• [REQUIRED WORK]: What lines in the data below mention the string "post"? Copy them out.

• [RECORDS FOR THE EXERCISE]:
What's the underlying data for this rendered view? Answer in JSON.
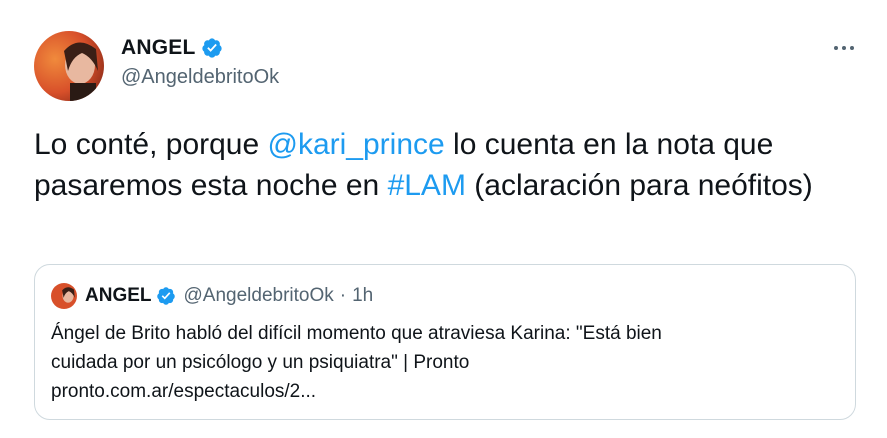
{
  "tweet": {
    "author_name": "ANGEL",
    "author_handle": "@AngeldebritoOk",
    "text_parts": {
      "t1": "Lo conté, porque ",
      "mention": "@kari_prince",
      "t2": " lo cuenta en la nota que pasaremos esta noche en ",
      "hashtag": "#LAM",
      "t3": " (aclaración para neófitos)"
    },
    "more_icon": "more-horizontal-icon"
  },
  "quote": {
    "author_name": "ANGEL",
    "author_handle": "@AngeldebritoOk",
    "separator": "·",
    "time": "1h",
    "line1": "Ángel de Brito habló del difícil momento que atraviesa Karina: \"Está bien",
    "line2": "cuidada por un psicólogo y un psiquiatra\" | Pronto",
    "line3": "pronto.com.ar/espectaculos/2..."
  },
  "colors": {
    "link": "#1d9bf0",
    "verified": "#1d9bf0",
    "secondary_text": "#536471",
    "border": "#cfd9de"
  }
}
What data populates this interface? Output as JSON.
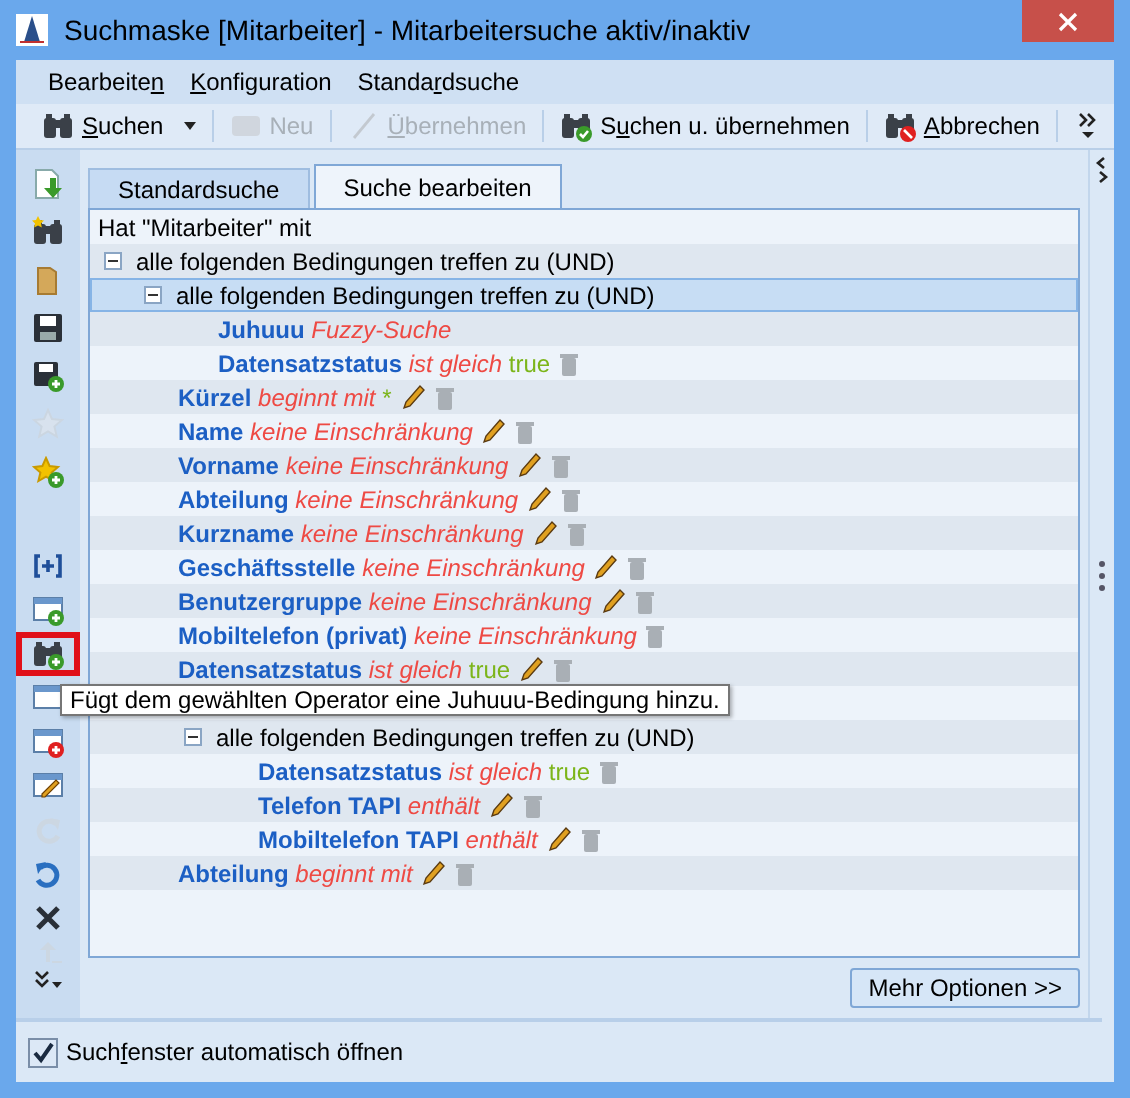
{
  "window": {
    "title": "Suchmaske [Mitarbeiter] - Mitarbeitersuche aktiv/inaktiv"
  },
  "menu": [
    {
      "label": {
        "pre": "Bearbeite",
        "key": "n"
      }
    },
    {
      "label": {
        "key": "K",
        "post": "onfiguration"
      }
    },
    {
      "label": {
        "pre": "Standa",
        "key": "r",
        "post": "dsuche"
      }
    }
  ],
  "toolbar": [
    {
      "kind": "binoculars",
      "label": {
        "key": "S",
        "post": "uchen"
      },
      "disabled": false,
      "dropdown": true
    },
    {
      "kind": "card",
      "label": {
        "post": "Neu"
      },
      "disabled": true,
      "dropdown": false
    },
    {
      "kind": "pen",
      "label": {
        "key": "Ü",
        "post": "bernehmen"
      },
      "disabled": true,
      "dropdown": false
    },
    {
      "kind": "binoculars-check",
      "label": {
        "pre": "S",
        "key": "u",
        "post": "chen u. übernehmen"
      },
      "disabled": false,
      "dropdown": false
    },
    {
      "kind": "binoculars-stop",
      "label": {
        "key": "A",
        "post": "bbrechen"
      },
      "disabled": false,
      "dropdown": false
    }
  ],
  "sidebar": [
    {
      "kind": "import",
      "disabled": false,
      "selected": false
    },
    {
      "kind": "binoculars-star",
      "disabled": false,
      "selected": false
    },
    {
      "kind": "folder",
      "disabled": false,
      "selected": false
    },
    {
      "kind": "save",
      "disabled": false,
      "selected": false
    },
    {
      "kind": "save-add",
      "disabled": false,
      "selected": false
    },
    {
      "kind": "star",
      "disabled": true,
      "selected": false
    },
    {
      "kind": "star-add",
      "disabled": false,
      "selected": false
    },
    {
      "kind": "gap"
    },
    {
      "kind": "bracket-plus",
      "disabled": false,
      "selected": false
    },
    {
      "kind": "window-add",
      "disabled": false,
      "selected": false
    },
    {
      "kind": "binoculars-add",
      "disabled": false,
      "selected": true
    },
    {
      "kind": "window",
      "disabled": false,
      "selected": false
    },
    {
      "kind": "window-remove",
      "disabled": false,
      "selected": false
    },
    {
      "kind": "window-edit",
      "disabled": false,
      "selected": false
    },
    {
      "kind": "redo",
      "disabled": true,
      "selected": false
    },
    {
      "kind": "undo",
      "disabled": false,
      "selected": false
    },
    {
      "kind": "delete",
      "disabled": false,
      "selected": false
    },
    {
      "kind": "up",
      "disabled": true,
      "selected": false
    },
    {
      "kind": "more",
      "disabled": false,
      "selected": false
    }
  ],
  "tabs": [
    {
      "label": "Standardsuche",
      "selected": false
    },
    {
      "label": "Suche bearbeiten",
      "selected": true
    }
  ],
  "tree": [
    {
      "kind": "header",
      "text": "Hat \"Mitarbeiter\" mit",
      "selected": false
    },
    {
      "kind": "group",
      "text": "alle folgenden Bedingungen treffen zu (UND)",
      "expanded": true,
      "selected": false,
      "children": [
        {
          "kind": "group",
          "text": "alle folgenden Bedingungen treffen zu (UND)",
          "expanded": true,
          "selected": true,
          "children": [
            {
              "kind": "condition",
              "field": "Juhuuu",
              "operator": "Fuzzy-Suche",
              "editable": false,
              "deletable": false,
              "selected": false
            },
            {
              "kind": "condition",
              "field": "Datensatzstatus",
              "operator": "ist gleich",
              "value": "true",
              "editable": false,
              "deletable": true,
              "selected": false
            }
          ]
        },
        {
          "kind": "condition",
          "field": "Kürzel",
          "operator": "beginnt mit",
          "value": "*",
          "editable": true,
          "deletable": true,
          "selected": false
        },
        {
          "kind": "condition",
          "field": "Name",
          "operator": "keine Einschränkung",
          "editable": true,
          "deletable": true,
          "selected": false
        },
        {
          "kind": "condition",
          "field": "Vorname",
          "operator": "keine Einschränkung",
          "editable": true,
          "deletable": true,
          "selected": false
        },
        {
          "kind": "condition",
          "field": "Abteilung",
          "operator": "keine Einschränkung",
          "editable": true,
          "deletable": true,
          "selected": false
        },
        {
          "kind": "condition",
          "field": "Kurzname",
          "operator": "keine Einschränkung",
          "editable": true,
          "deletable": true,
          "selected": false
        },
        {
          "kind": "condition",
          "field": "Geschäftsstelle",
          "operator": "keine Einschränkung",
          "editable": true,
          "deletable": true,
          "selected": false
        },
        {
          "kind": "condition",
          "field": "Benutzergruppe",
          "operator": "keine Einschränkung",
          "editable": true,
          "deletable": true,
          "selected": false
        },
        {
          "kind": "condition",
          "field": "Mobiltelefon (privat)",
          "operator": "keine Einschränkung",
          "editable": false,
          "deletable": true,
          "selected": false
        },
        {
          "kind": "condition",
          "field": "Datensatzstatus",
          "operator": "ist gleich",
          "value": "true",
          "editable": true,
          "deletable": true,
          "selected": false
        },
        {
          "kind": "relation",
          "children": [
            {
              "kind": "group",
              "text": "alle folgenden Bedingungen treffen zu (UND)",
              "expanded": true,
              "selected": false,
              "children": [
                {
                  "kind": "condition",
                  "field": "Datensatzstatus",
                  "operator": "ist gleich",
                  "value": "true",
                  "editable": false,
                  "deletable": true,
                  "selected": false
                },
                {
                  "kind": "condition",
                  "field": "Telefon TAPI",
                  "operator": "enthält",
                  "editable": true,
                  "deletable": true,
                  "selected": false
                },
                {
                  "kind": "condition",
                  "field": "Mobiltelefon TAPI",
                  "operator": "enthält",
                  "editable": true,
                  "deletable": true,
                  "selected": false
                }
              ]
            }
          ]
        },
        {
          "kind": "condition",
          "field": "Abteilung",
          "operator": "beginnt mit",
          "editable": true,
          "deletable": true,
          "selected": false
        }
      ]
    }
  ],
  "tooltip": "Fügt dem gewählten Operator eine Juhuuu-Bedingung hinzu.",
  "more_button": "Mehr Optionen >>",
  "auto_open": {
    "label": {
      "pre": "Such",
      "key": "f",
      "post": "enster automatisch öffnen"
    },
    "checked": true
  }
}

• [SOLUTION TO THIS PROBLEM]:
        "post": "onfiguration"
        "post": "dsuche"
        "post": "uchen"
        "post": "Neu"
        "post": "bernehmen"
        "post": "chen u. übernehmen"
        "post": "bbrechen"
      "post": "enster automatisch öffnen"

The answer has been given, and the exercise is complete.